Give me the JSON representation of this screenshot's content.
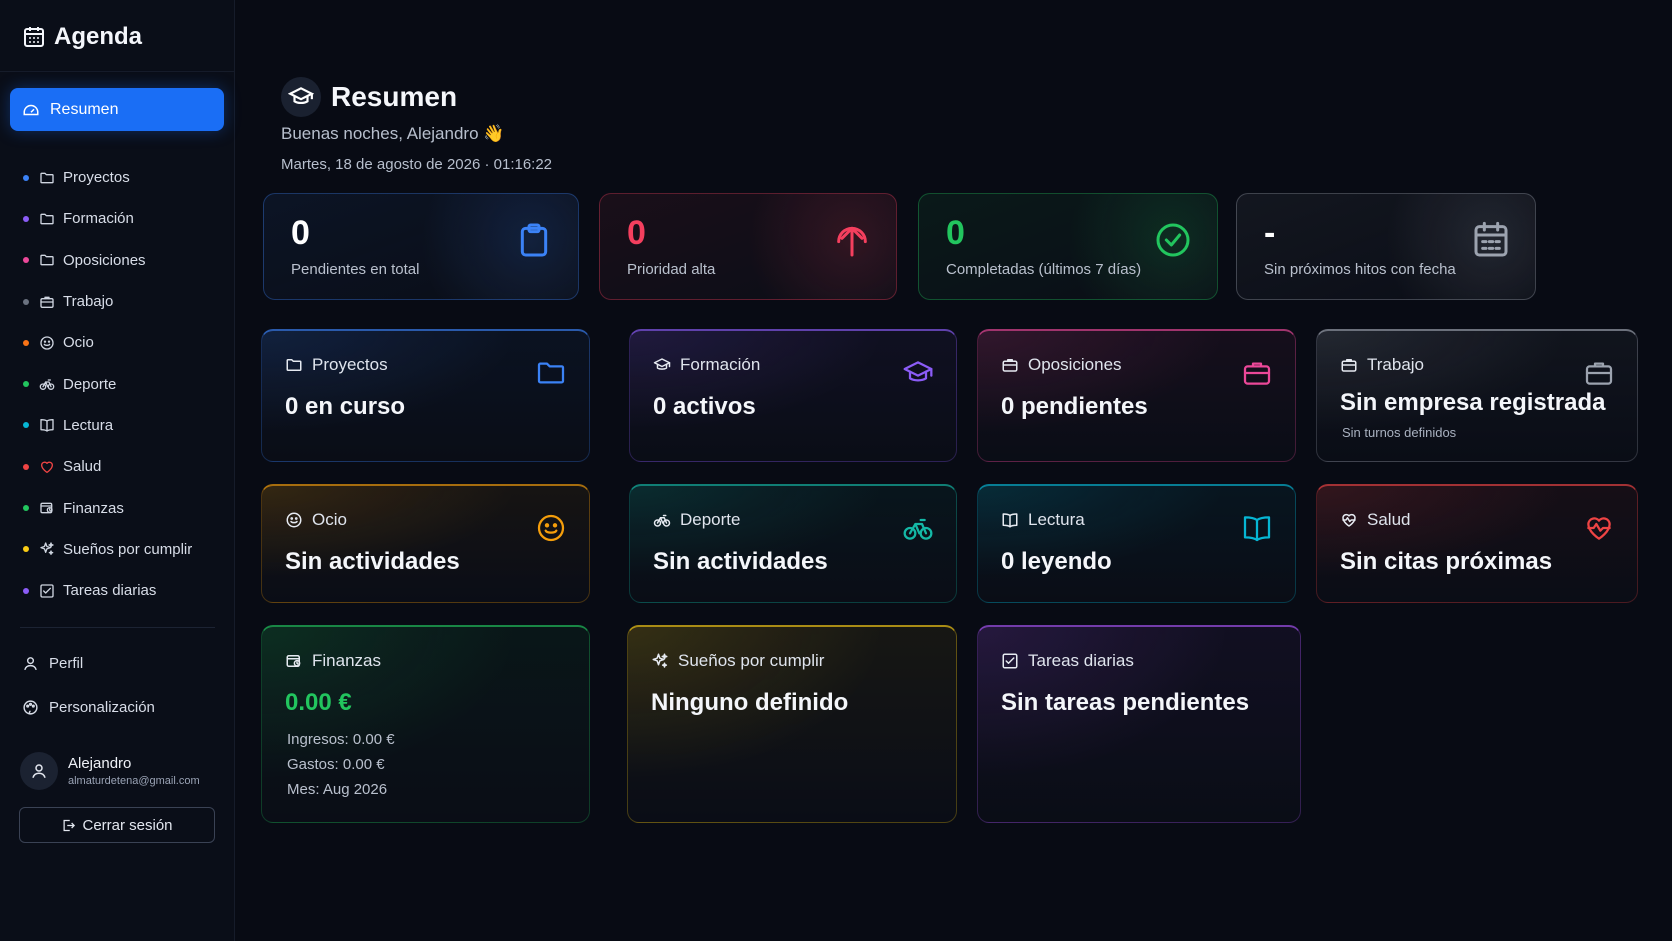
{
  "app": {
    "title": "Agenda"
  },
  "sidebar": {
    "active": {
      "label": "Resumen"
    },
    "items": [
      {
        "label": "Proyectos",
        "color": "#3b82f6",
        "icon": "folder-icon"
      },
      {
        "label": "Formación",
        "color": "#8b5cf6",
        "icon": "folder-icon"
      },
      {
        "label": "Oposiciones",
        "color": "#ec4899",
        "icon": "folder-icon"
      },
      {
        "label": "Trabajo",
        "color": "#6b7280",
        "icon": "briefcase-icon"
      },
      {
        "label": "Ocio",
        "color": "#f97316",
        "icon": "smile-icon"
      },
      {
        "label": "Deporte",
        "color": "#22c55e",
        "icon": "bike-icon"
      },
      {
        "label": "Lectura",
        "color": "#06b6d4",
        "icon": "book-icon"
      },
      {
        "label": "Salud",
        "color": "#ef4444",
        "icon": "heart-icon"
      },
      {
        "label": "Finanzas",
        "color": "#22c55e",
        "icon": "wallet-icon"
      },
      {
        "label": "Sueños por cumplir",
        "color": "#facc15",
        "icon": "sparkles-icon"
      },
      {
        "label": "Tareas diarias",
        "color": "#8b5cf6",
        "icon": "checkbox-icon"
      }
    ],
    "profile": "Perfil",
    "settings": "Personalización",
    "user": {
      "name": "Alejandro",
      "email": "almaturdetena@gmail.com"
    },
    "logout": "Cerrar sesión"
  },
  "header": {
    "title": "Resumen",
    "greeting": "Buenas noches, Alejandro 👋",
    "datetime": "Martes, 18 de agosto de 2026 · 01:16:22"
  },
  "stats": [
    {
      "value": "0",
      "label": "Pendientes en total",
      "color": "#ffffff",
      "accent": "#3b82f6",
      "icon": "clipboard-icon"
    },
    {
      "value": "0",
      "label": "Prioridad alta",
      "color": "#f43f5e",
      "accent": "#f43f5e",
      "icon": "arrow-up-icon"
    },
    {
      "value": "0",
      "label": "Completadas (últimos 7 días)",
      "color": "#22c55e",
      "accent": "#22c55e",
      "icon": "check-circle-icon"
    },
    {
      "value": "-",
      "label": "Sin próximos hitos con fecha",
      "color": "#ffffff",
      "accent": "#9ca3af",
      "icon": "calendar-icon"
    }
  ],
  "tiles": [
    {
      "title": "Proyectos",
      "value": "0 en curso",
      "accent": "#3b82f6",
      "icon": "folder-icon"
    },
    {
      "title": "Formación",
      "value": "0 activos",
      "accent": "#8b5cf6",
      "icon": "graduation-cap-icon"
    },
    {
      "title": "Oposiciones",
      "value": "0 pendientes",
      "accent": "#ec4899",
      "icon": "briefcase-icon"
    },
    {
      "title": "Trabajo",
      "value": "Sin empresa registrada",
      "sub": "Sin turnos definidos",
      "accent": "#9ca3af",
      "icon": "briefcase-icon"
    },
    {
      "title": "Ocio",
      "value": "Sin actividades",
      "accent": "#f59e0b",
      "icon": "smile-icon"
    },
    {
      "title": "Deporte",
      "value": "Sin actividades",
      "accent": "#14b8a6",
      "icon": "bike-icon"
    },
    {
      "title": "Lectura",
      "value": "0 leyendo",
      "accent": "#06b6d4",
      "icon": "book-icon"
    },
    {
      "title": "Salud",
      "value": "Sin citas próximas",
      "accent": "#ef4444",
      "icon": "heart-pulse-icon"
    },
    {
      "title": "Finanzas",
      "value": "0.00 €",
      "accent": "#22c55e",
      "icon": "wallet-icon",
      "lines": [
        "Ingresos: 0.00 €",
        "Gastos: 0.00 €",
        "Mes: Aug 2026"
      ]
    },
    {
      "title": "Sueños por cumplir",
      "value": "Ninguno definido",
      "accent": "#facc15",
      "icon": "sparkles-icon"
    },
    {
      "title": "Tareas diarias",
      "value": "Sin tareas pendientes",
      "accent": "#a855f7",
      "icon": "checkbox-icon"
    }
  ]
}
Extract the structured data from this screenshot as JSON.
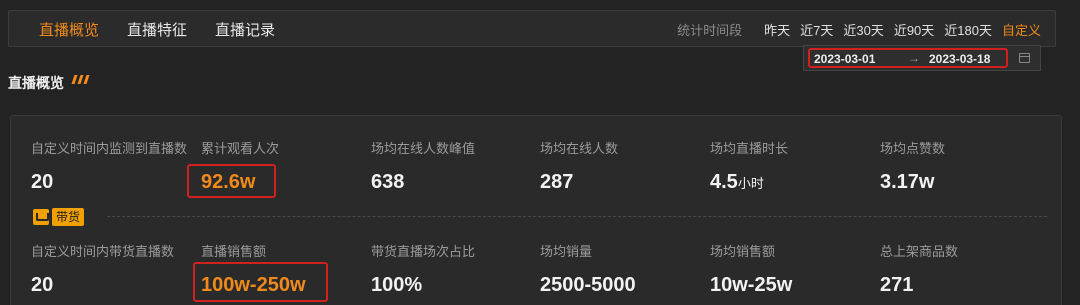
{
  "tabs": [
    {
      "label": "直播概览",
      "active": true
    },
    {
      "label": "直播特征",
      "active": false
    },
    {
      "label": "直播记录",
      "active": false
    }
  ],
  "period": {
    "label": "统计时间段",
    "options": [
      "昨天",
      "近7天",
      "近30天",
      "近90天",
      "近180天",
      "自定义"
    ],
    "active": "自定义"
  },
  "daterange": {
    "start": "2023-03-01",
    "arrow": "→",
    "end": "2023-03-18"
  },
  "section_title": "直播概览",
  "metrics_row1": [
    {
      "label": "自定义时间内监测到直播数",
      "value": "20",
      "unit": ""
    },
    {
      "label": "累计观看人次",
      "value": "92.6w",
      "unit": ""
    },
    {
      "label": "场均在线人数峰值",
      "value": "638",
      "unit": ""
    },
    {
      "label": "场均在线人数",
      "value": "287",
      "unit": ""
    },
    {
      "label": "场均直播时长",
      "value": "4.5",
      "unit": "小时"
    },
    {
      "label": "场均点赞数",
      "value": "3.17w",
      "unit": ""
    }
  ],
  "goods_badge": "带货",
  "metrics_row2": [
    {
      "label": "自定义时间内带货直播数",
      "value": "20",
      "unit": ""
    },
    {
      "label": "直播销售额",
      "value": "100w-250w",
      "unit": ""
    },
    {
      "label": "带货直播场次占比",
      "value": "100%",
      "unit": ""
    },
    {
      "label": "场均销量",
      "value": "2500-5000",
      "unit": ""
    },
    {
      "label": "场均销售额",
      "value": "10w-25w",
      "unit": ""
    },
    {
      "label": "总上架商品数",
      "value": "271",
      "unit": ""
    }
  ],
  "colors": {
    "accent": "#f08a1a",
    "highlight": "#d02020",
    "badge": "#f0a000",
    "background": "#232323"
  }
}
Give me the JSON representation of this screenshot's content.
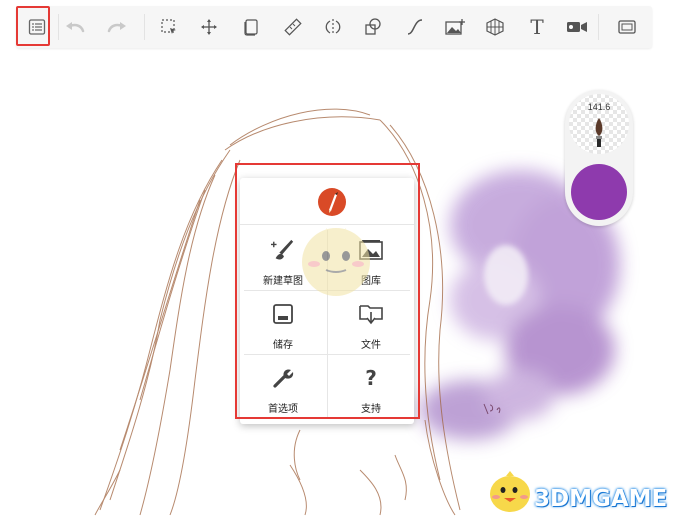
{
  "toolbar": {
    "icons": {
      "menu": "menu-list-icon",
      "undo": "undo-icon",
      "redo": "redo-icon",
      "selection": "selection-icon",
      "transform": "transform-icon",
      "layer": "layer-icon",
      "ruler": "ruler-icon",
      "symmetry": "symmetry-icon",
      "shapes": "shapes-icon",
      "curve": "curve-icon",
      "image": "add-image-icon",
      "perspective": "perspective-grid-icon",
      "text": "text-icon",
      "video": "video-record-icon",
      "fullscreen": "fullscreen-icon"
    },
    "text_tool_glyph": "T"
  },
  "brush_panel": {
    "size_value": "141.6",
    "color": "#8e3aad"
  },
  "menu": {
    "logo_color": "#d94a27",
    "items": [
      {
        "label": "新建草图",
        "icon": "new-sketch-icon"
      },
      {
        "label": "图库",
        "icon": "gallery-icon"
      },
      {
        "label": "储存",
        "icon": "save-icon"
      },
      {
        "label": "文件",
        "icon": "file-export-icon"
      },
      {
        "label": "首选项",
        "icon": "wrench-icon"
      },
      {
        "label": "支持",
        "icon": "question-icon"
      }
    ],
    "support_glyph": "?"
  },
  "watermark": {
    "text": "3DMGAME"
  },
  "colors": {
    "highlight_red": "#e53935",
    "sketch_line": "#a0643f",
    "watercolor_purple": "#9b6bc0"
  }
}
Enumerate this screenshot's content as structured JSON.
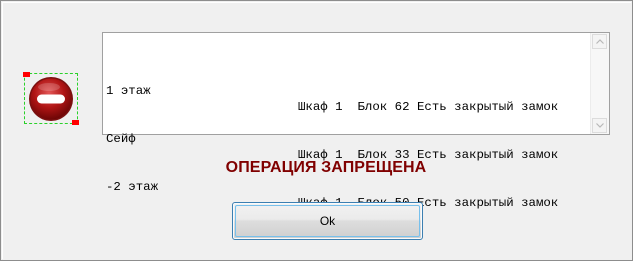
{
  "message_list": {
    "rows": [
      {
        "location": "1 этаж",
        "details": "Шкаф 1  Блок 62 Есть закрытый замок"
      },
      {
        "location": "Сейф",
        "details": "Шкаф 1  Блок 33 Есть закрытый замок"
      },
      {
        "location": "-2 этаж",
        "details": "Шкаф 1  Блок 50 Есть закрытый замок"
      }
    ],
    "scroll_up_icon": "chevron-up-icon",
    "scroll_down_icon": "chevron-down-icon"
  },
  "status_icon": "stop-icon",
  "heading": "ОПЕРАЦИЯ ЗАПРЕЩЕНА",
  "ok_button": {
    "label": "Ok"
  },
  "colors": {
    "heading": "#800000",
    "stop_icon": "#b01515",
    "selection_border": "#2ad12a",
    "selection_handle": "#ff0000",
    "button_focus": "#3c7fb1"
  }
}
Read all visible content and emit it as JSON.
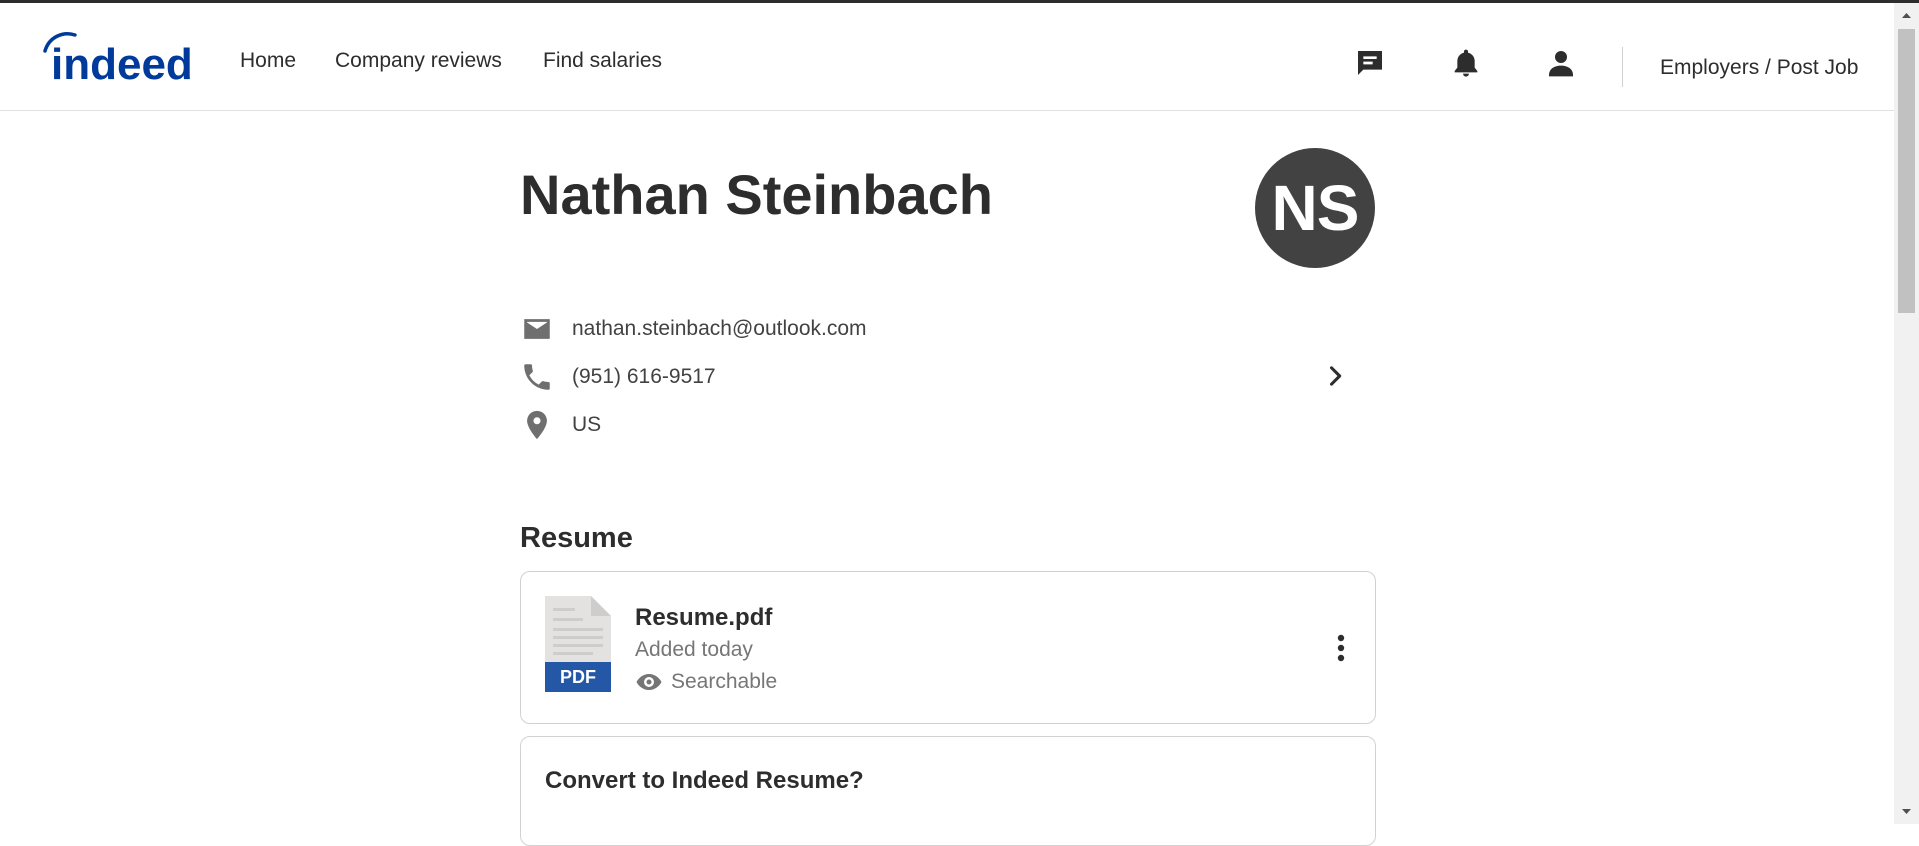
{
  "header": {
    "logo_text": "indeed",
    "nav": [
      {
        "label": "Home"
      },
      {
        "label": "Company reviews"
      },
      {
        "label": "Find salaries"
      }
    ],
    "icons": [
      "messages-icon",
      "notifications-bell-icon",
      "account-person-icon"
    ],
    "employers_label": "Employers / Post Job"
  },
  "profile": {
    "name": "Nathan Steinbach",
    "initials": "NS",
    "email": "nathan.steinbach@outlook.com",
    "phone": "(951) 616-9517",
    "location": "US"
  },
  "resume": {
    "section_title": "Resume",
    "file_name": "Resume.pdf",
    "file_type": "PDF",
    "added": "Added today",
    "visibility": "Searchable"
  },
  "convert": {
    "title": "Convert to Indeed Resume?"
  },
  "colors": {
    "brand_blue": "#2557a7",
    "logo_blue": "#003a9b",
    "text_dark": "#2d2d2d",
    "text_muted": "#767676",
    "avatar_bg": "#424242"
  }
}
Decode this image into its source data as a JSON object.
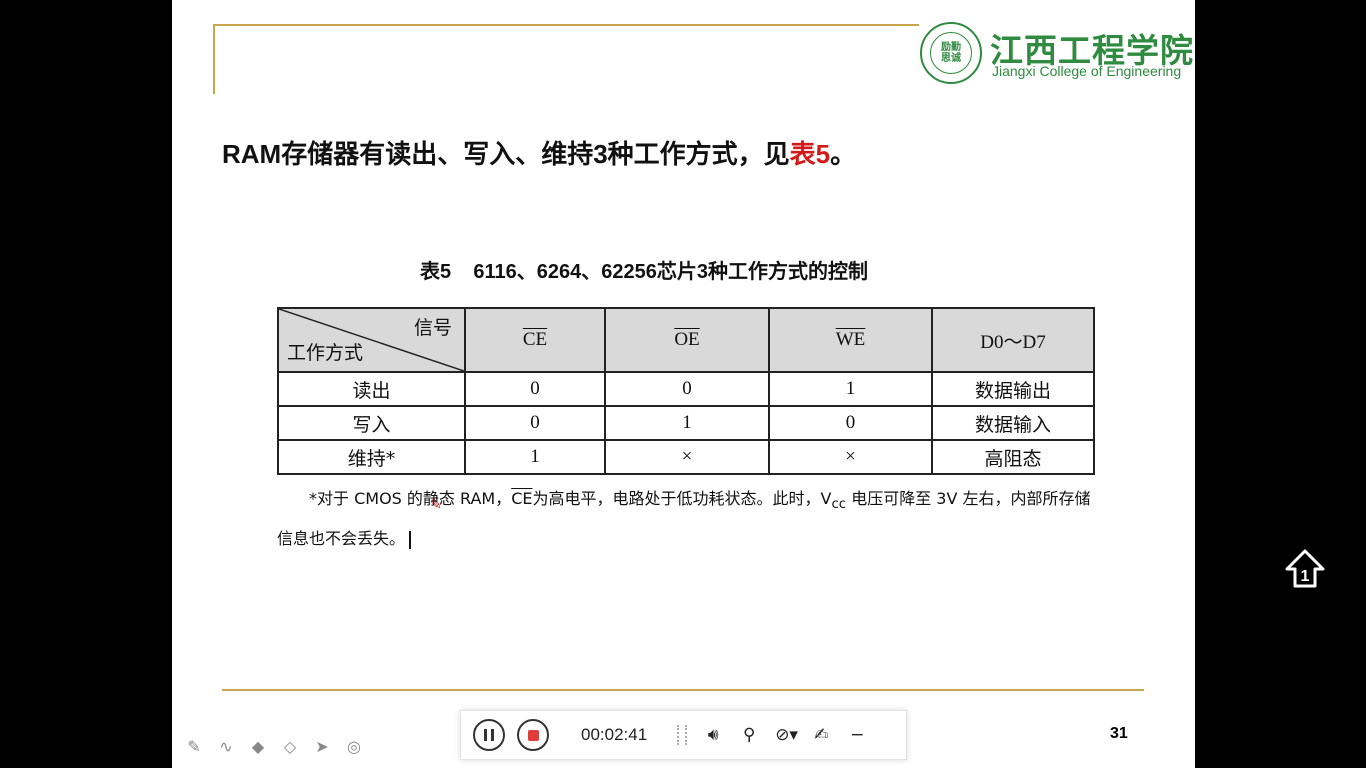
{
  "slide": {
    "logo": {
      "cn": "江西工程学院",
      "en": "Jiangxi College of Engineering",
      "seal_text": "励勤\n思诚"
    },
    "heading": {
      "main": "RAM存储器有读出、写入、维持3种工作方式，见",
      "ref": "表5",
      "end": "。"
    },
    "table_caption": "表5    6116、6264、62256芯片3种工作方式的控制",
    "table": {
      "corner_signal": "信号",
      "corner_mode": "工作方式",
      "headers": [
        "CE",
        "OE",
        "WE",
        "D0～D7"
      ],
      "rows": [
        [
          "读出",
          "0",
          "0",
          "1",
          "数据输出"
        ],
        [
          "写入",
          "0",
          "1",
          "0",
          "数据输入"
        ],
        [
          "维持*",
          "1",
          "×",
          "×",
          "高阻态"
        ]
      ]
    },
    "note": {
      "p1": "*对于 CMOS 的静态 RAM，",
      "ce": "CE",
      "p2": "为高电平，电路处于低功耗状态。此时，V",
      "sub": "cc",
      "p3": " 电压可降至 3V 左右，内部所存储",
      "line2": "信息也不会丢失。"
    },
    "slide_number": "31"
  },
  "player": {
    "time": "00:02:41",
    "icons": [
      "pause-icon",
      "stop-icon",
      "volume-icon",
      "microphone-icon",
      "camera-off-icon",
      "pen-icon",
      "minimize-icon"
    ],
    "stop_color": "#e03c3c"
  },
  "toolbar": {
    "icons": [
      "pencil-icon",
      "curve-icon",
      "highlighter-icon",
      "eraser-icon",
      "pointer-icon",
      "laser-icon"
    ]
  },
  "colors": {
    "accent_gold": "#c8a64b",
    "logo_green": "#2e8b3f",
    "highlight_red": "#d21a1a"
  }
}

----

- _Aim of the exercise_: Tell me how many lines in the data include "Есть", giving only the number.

- _Result_: 3